Start of EXTRACTED INFORMATION

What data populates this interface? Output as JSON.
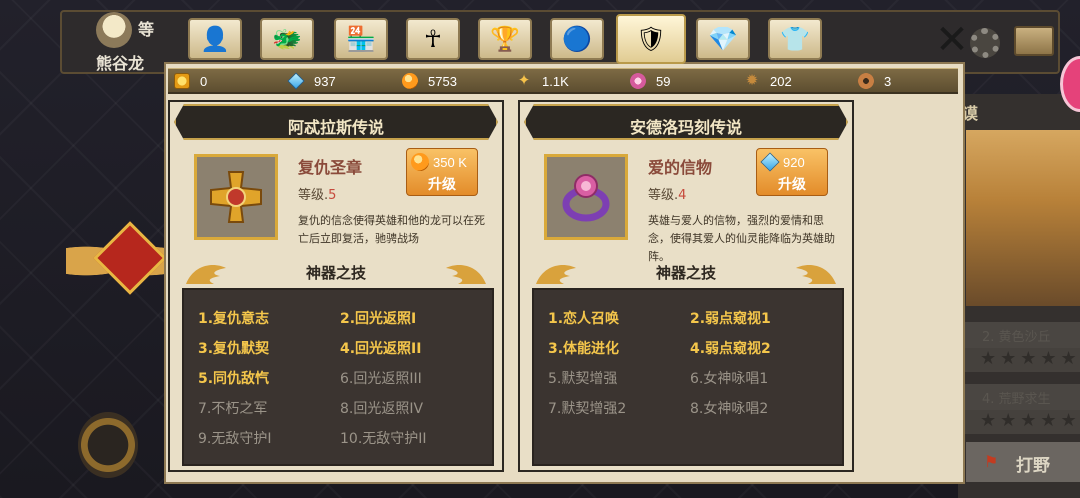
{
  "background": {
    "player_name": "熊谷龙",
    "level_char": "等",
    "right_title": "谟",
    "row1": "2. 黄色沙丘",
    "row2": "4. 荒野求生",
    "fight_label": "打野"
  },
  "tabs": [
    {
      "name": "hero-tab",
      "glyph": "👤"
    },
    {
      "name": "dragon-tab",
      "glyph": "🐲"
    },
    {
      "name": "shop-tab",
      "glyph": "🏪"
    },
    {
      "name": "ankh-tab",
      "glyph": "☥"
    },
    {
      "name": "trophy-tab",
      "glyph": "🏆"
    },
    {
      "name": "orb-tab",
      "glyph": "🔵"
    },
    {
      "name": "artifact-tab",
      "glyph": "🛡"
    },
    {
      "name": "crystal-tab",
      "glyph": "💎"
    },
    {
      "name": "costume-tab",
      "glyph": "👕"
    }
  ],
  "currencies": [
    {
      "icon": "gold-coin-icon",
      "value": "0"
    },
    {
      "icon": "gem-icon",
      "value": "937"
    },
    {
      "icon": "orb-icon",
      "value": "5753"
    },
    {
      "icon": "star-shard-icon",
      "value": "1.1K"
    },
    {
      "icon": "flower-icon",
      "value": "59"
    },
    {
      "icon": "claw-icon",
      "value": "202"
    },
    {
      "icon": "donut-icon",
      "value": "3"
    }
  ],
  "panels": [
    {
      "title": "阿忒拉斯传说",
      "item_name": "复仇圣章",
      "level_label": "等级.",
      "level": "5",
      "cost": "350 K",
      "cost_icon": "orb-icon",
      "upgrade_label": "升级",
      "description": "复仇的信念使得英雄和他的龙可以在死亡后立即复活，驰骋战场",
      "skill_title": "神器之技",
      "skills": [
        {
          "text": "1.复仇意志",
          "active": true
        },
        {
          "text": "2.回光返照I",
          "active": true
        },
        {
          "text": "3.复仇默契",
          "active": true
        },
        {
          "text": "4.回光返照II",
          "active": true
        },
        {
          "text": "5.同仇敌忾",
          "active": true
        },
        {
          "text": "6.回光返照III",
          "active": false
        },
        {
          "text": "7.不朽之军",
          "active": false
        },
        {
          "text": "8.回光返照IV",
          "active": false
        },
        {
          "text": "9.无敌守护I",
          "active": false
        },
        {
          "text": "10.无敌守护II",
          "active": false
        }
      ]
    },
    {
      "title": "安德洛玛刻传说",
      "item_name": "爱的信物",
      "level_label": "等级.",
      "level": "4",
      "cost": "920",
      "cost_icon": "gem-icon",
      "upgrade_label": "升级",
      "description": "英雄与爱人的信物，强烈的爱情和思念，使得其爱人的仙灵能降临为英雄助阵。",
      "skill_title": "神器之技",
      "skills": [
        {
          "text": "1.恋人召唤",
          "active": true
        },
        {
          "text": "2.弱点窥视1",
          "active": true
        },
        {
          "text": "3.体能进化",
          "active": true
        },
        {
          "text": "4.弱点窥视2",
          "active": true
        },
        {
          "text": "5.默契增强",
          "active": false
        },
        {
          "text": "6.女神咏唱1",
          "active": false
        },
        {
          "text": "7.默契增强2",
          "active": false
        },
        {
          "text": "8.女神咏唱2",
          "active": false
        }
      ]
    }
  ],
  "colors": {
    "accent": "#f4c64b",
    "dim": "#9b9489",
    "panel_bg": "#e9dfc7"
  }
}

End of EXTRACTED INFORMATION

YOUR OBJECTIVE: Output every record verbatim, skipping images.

RESULT FOR THIS TASK:
What data populates this interface? Output as JSON.
{
  "background": {
    "player_name": "熊谷龙",
    "level_char": "等",
    "right_title": "谟",
    "row1": "2. 黄色沙丘",
    "row2": "4. 荒野求生",
    "fight_label": "打野"
  },
  "tabs": [
    {
      "name": "hero-tab",
      "glyph": "👤"
    },
    {
      "name": "dragon-tab",
      "glyph": "🐲"
    },
    {
      "name": "shop-tab",
      "glyph": "🏪"
    },
    {
      "name": "ankh-tab",
      "glyph": "☥"
    },
    {
      "name": "trophy-tab",
      "glyph": "🏆"
    },
    {
      "name": "orb-tab",
      "glyph": "🔵"
    },
    {
      "name": "artifact-tab",
      "glyph": "🛡"
    },
    {
      "name": "crystal-tab",
      "glyph": "💎"
    },
    {
      "name": "costume-tab",
      "glyph": "👕"
    }
  ],
  "currencies": [
    {
      "icon": "gold-coin-icon",
      "value": "0"
    },
    {
      "icon": "gem-icon",
      "value": "937"
    },
    {
      "icon": "orb-icon",
      "value": "5753"
    },
    {
      "icon": "star-shard-icon",
      "value": "1.1K"
    },
    {
      "icon": "flower-icon",
      "value": "59"
    },
    {
      "icon": "claw-icon",
      "value": "202"
    },
    {
      "icon": "donut-icon",
      "value": "3"
    }
  ],
  "panels": [
    {
      "title": "阿忒拉斯传说",
      "item_name": "复仇圣章",
      "level_label": "等级.",
      "level": "5",
      "cost": "350 K",
      "cost_icon": "orb-icon",
      "upgrade_label": "升级",
      "description": "复仇的信念使得英雄和他的龙可以在死亡后立即复活，驰骋战场",
      "skill_title": "神器之技",
      "skills": [
        {
          "text": "1.复仇意志",
          "active": true
        },
        {
          "text": "2.回光返照I",
          "active": true
        },
        {
          "text": "3.复仇默契",
          "active": true
        },
        {
          "text": "4.回光返照II",
          "active": true
        },
        {
          "text": "5.同仇敌忾",
          "active": true
        },
        {
          "text": "6.回光返照III",
          "active": false
        },
        {
          "text": "7.不朽之军",
          "active": false
        },
        {
          "text": "8.回光返照IV",
          "active": false
        },
        {
          "text": "9.无敌守护I",
          "active": false
        },
        {
          "text": "10.无敌守护II",
          "active": false
        }
      ]
    },
    {
      "title": "安德洛玛刻传说",
      "item_name": "爱的信物",
      "level_label": "等级.",
      "level": "4",
      "cost": "920",
      "cost_icon": "gem-icon",
      "upgrade_label": "升级",
      "description": "英雄与爱人的信物，强烈的爱情和思念，使得其爱人的仙灵能降临为英雄助阵。",
      "skill_title": "神器之技",
      "skills": [
        {
          "text": "1.恋人召唤",
          "active": true
        },
        {
          "text": "2.弱点窥视1",
          "active": true
        },
        {
          "text": "3.体能进化",
          "active": true
        },
        {
          "text": "4.弱点窥视2",
          "active": true
        },
        {
          "text": "5.默契增强",
          "active": false
        },
        {
          "text": "6.女神咏唱1",
          "active": false
        },
        {
          "text": "7.默契增强2",
          "active": false
        },
        {
          "text": "8.女神咏唱2",
          "active": false
        }
      ]
    }
  ],
  "colors": {
    "accent": "#f4c64b",
    "dim": "#9b9489",
    "panel_bg": "#e9dfc7"
  }
}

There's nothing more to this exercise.